Eventstorming is a visual collaborative technique used to explore and understand complex systems and processes. It involves bringing together a diverse group of people and using storytelling to discover the domain together. In a traditional eventstorming workshop, participants gather in a physical location to work together, but with the rise of remote work, it's becoming increasingly common to conduct eventstorming sessions remotely.
EventStorming has become the de-facto starting point for many Domain Driven Design practitioners. It is an effective technique that spreads and shares domain knowledge through the team, thereby creating a shared understanding. This in turn enables software developers to build a software system that aligns with the domain.
In a remote eventstorming workshop, participants join a virtual meeting and use a shared online whiteboard to collaborate and map out the flow of events. There are a few key considerations to keep in mind when conducting a remote eventstorming workshop:
- Choose the right platform. It's important to choose a platform that is easy to use and allows for real-time collaboration. My preference is Miro, however, Mural and Google Jamboard are other options.
- Set clear goals and expectations. Before the workshop, make sure to clearly communicate the goals and expectations for the session. This will help participants understand what is expected of them and how to prepare.

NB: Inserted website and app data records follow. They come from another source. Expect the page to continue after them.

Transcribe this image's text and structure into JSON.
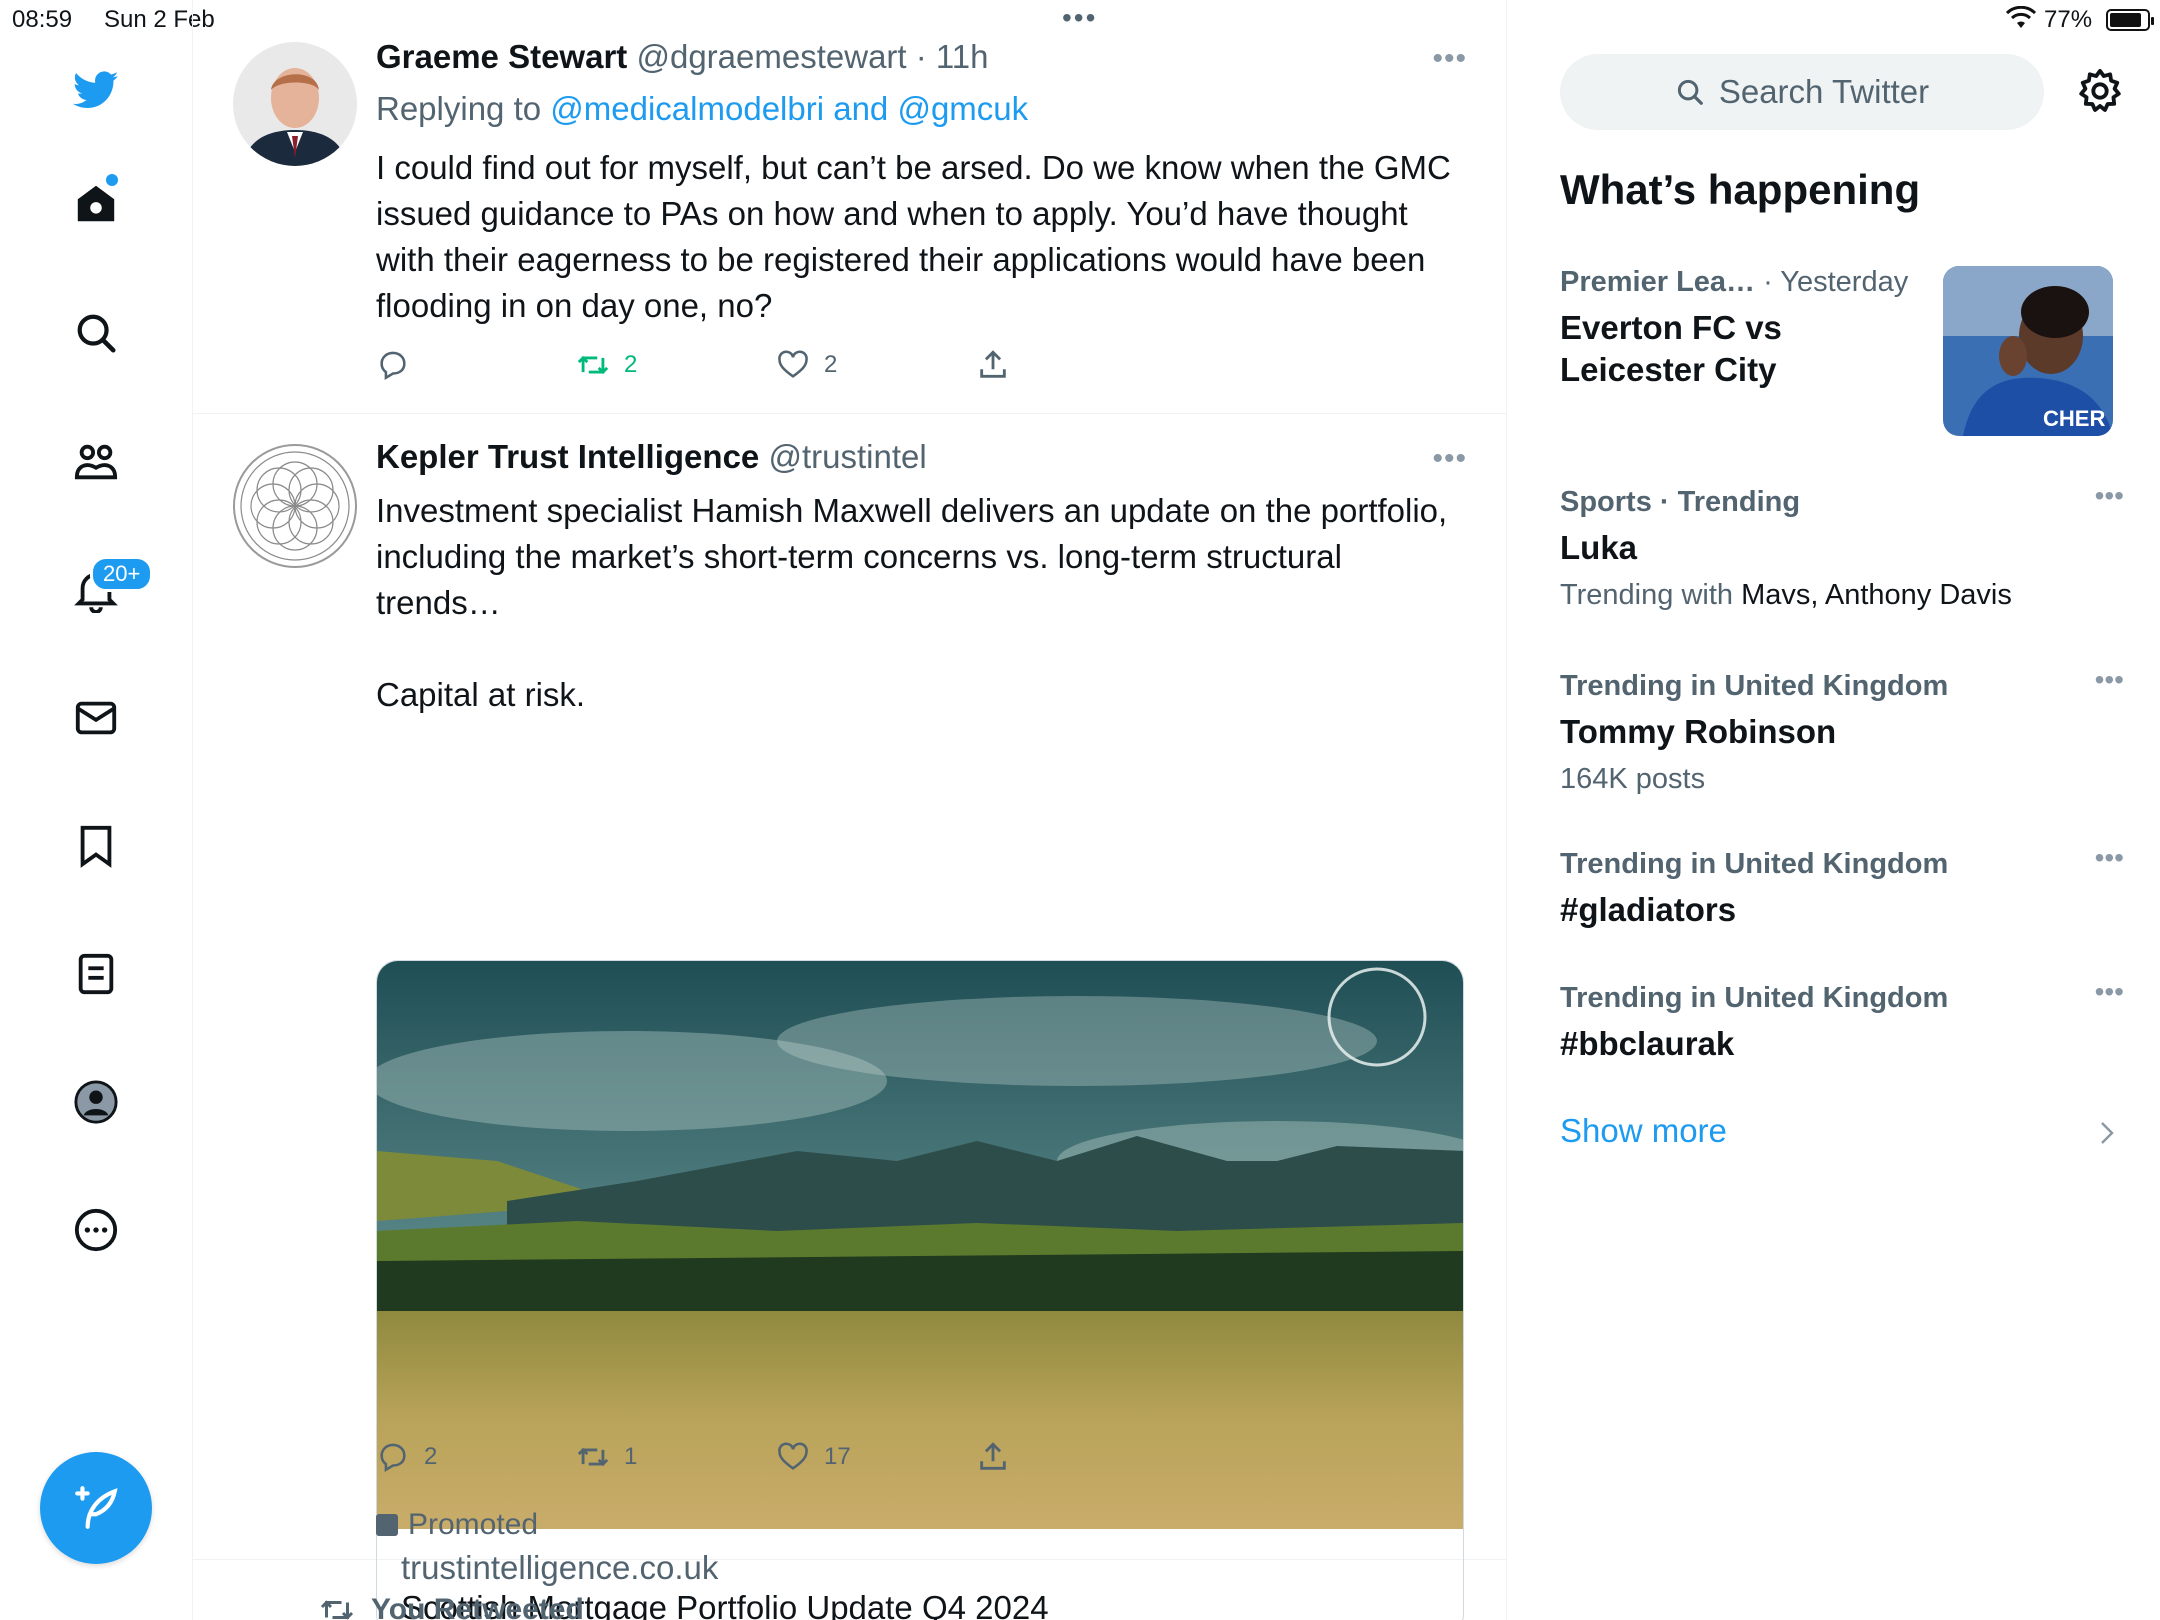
{
  "status_bar": {
    "time": "08:59",
    "date": "Sun 2 Feb",
    "battery": "77%"
  },
  "nav": {
    "notifications_badge": "20+"
  },
  "tweets": [
    {
      "name": "Graeme Stewart",
      "handle": "@dgraemestewart",
      "time": "· 11h",
      "replying_prefix": "Replying to",
      "replying_to": "@medicalmodelbri and @gmcuk",
      "text": "I could find out for myself, but can’t be arsed. Do we know when the GMC issued guidance to PAs on how and when to apply. You’d have thought with their eagerness to be registered their applications would have been flooding in on day one, no?",
      "replies": "",
      "retweets": "2",
      "likes": "2"
    },
    {
      "name": "Kepler Trust Intelligence",
      "handle": "@trustintel",
      "text": "Investment specialist Hamish Maxwell delivers an update on the portfolio, including the market’s short-term concerns vs. long-term structural trends…\n\nCapital at risk.",
      "card_domain": "trustintelligence.co.uk",
      "card_title": "Scottish Mortgage Portfolio Update Q4 2024",
      "replies": "2",
      "retweets": "1",
      "likes": "17",
      "promoted": "Promoted"
    }
  ],
  "retweet_header": "You Retweeted",
  "sidebar": {
    "search_placeholder": "Search Twitter",
    "heading": "What’s happening",
    "trends": [
      {
        "meta": "Premier Lea…",
        "meta2": "· Yesterday",
        "title": "Everton FC vs Leicester City"
      },
      {
        "meta": "Sports · Trending",
        "title": "Luka",
        "sub_prefix": "Trending with",
        "sub": "Mavs, Anthony Davis"
      },
      {
        "meta": "Trending in United Kingdom",
        "title": "Tommy Robinson",
        "sub": "164K posts"
      },
      {
        "meta": "Trending in United Kingdom",
        "title": "#gladiators"
      },
      {
        "meta": "Trending in United Kingdom",
        "title": "#bbclaurak"
      }
    ],
    "show_more": "Show more"
  },
  "colors": {
    "brand": "#1d9bf0",
    "retweet_active": "#00ba7c",
    "secondary_text": "#536471"
  }
}
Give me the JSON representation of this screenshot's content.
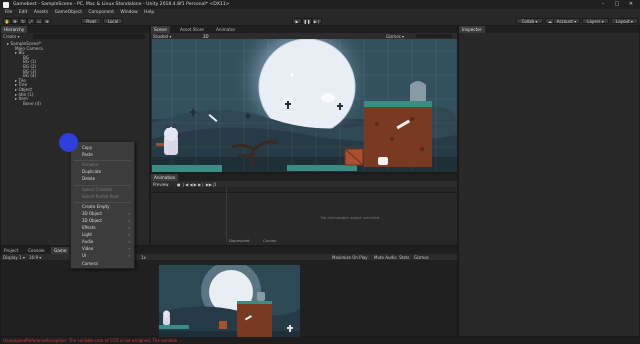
{
  "window": {
    "title": "Gamebest - SampleScene - PC, Mac & Linux Standalone - Unity 2018.4.8f1 Personal* <DX11>"
  },
  "menu": [
    "File",
    "Edit",
    "Assets",
    "GameObject",
    "Component",
    "Window",
    "Help"
  ],
  "toolbar": {
    "pivot": "Pivot",
    "local": "Local",
    "collab": "Collab",
    "account": "Account",
    "layers": "Layers",
    "layout": "Layout"
  },
  "hierarchy": {
    "tab": "Hierarchy",
    "create": "Create",
    "items": [
      {
        "label": "SampleScene*",
        "level": 0
      },
      {
        "label": "Main Camera",
        "level": 1
      },
      {
        "label": "BG",
        "level": 1
      },
      {
        "label": "BG",
        "level": 2
      },
      {
        "label": "BG (1)",
        "level": 2
      },
      {
        "label": "BG (2)",
        "level": 2
      },
      {
        "label": "BG (3)",
        "level": 2
      },
      {
        "label": "BG (4)",
        "level": 2
      },
      {
        "label": "Tile",
        "level": 1
      },
      {
        "label": "Tree",
        "level": 1
      },
      {
        "label": "Object",
        "level": 1
      },
      {
        "label": "Idle (1)",
        "level": 1
      },
      {
        "label": "Item",
        "level": 1
      },
      {
        "label": "Bone (4)",
        "level": 2
      }
    ]
  },
  "context_menu": {
    "items": [
      {
        "label": "Copy",
        "disabled": false
      },
      {
        "label": "Paste",
        "disabled": false
      },
      {
        "sep": true
      },
      {
        "label": "Rename",
        "disabled": true
      },
      {
        "label": "Duplicate",
        "disabled": false
      },
      {
        "label": "Delete",
        "disabled": false
      },
      {
        "sep": true
      },
      {
        "label": "Select Children",
        "disabled": true
      },
      {
        "label": "Select Prefab Root",
        "disabled": true
      },
      {
        "sep": true
      },
      {
        "label": "Create Empty",
        "disabled": false
      },
      {
        "label": "3D Object",
        "disabled": false,
        "submenu": true
      },
      {
        "label": "2D Object",
        "disabled": false,
        "submenu": true
      },
      {
        "label": "Effects",
        "disabled": false,
        "submenu": true
      },
      {
        "label": "Light",
        "disabled": false,
        "submenu": true
      },
      {
        "label": "Audio",
        "disabled": false,
        "submenu": true
      },
      {
        "label": "Video",
        "disabled": false,
        "submenu": true
      },
      {
        "label": "UI",
        "disabled": false,
        "submenu": true
      },
      {
        "label": "Camera",
        "disabled": false
      }
    ]
  },
  "scene": {
    "tabs": [
      "Scene",
      "Asset Store",
      "Animator"
    ],
    "shading": "Shaded",
    "mode": "2D",
    "gizmos": "Gizmos"
  },
  "animation": {
    "tab": "Animation",
    "preview": "Preview",
    "samples": "1",
    "empty_msg": "No animatable object selected.",
    "bottom_tabs": [
      "Dopesheet",
      "Curves"
    ]
  },
  "inspector": {
    "tab": "Inspector"
  },
  "bottom": {
    "tabs": [
      "Project",
      "Console",
      "Game"
    ],
    "display": "Display 1",
    "aspect": "16:9",
    "scale": "Scale",
    "scale_value": "1x",
    "options": [
      "Maximize On Play",
      "Mute Audio",
      "Stats",
      "Gizmos"
    ]
  },
  "status": {
    "error": "UnassignedReferenceException: The variable cam of CCD is not assigned. The variable ..."
  }
}
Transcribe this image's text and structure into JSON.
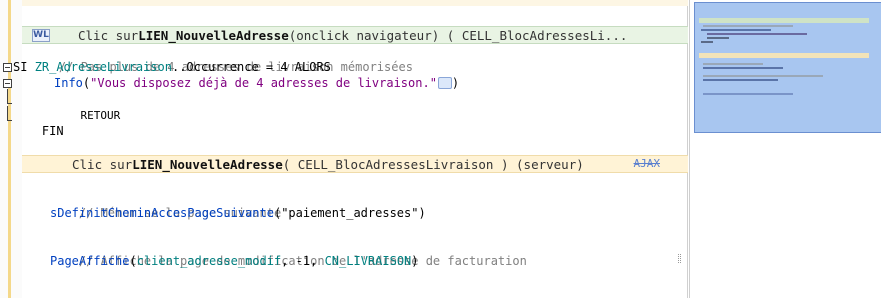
{
  "header1": {
    "badge": "WL",
    "prefix": "Clic sur ",
    "control": "LIEN_NouvelleAdresse",
    "suffix": "  (onclick navigateur)  ( CELL_BlocAdressesLi..."
  },
  "code1": {
    "comment": "// Pas plus de 4 adresses de livraison mémorisées",
    "si_kw": "SI ",
    "si_var": "ZR_AdresseLivraison",
    "si_rest": "..Occurrence = 4 ALORS",
    "info_func": "Info",
    "info_open": "(",
    "info_str": "\"Vous disposez déjà de 4 adresses de livraison.\"",
    "info_close": ")",
    "retour": "RETOUR",
    "fin": "FIN"
  },
  "header2": {
    "prefix": "Clic sur ",
    "control": "LIEN_NouvelleAdresse",
    "suffix": "  ( CELL_BlocAdressesLivraison ) (serveur)",
    "ajax": "AJAX"
  },
  "code2": {
    "comment1": "// Mémorise la page suivante",
    "call1_func": "sDefinitCheminAccesPageSuivante",
    "call1_arg": "(\"paiement_adresses\")",
    "comment2": "// Affiche la page de modification de l'adresse de facturation",
    "call2_func": "PageAffiche",
    "call2_open": "(",
    "call2_var": "client_adresse_modif",
    "call2_mid": ", -1, ",
    "call2_const": "CN_LIVRAISON",
    "call2_close": ")"
  },
  "colors": {
    "header1_bg": "#e9f4e4",
    "header2_bg": "#fff3d6",
    "comment": "#808080",
    "function": "#0040c0",
    "variable": "#008080",
    "string": "#800080",
    "minimap_view": "#a8c6f0"
  }
}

- Create a welcoming and inclusive environment. Remote workshops can be more challenging in terms of creating a sense of community and inclusivity. As a facilitator, make sure to create a welcoming and inclusive environment by being mindful of participants' needs and making sure that everyone's voice is heard.
- Use breakout rooms. To encourage collaboration and idea-sharing, consider using breakout rooms to allow small groups to work together. This can help to foster a sense of community and encourage more active participation.
What makes up an EventStorming session?
An eventstorming session typically has several key components:
- The timeline. The process is represented as a timeline of events, which are represented using sticky notes or other visual aids. The events are placed in chronological order, with the earliest event at the top and the latest event at the bottom.
- The actors. The actors involved in each event are identified and represented using different coloured sticky notes or other visual aids. Actors can include people, systems, or organizations.
- The relationships and dependencies between events The relationships and dependencies between events are represented using lines or arrows. This can help to identify areas of the process where there is a high degree of interaction or where one event is dependent on the completion of another event.
- The questions. Throughout the eventstorming session, the facilitator will ask questions to help the team explore the process in more detail. These questions can be used to identify bottlenecks, inefficiencies, and areas for improvement.
- The improvement identification. At the end of the eventstorming session, the team will identify the areas of the process that need improvement, and discuss potential solutions.
- The follow-up action. The improvement identified during the eventstorming session will be prioritized, and follow-up actions will be planned and assigned to specific individuals or teams.
Learning is ongoing
Eventstorming is not just a one-time event, but rather a continuous effort. It involves a feedback loop, in which the Eventstorming sessions are followed by the implementation and testing of the identified improvements, followed by another round of Eventstorming to validate the changes and identify new areas for improvement.
- EventStorming book: https://www.eventstorming.com/book/
This thread from Stefan Spittank does a nice job of breaking down EventStorming: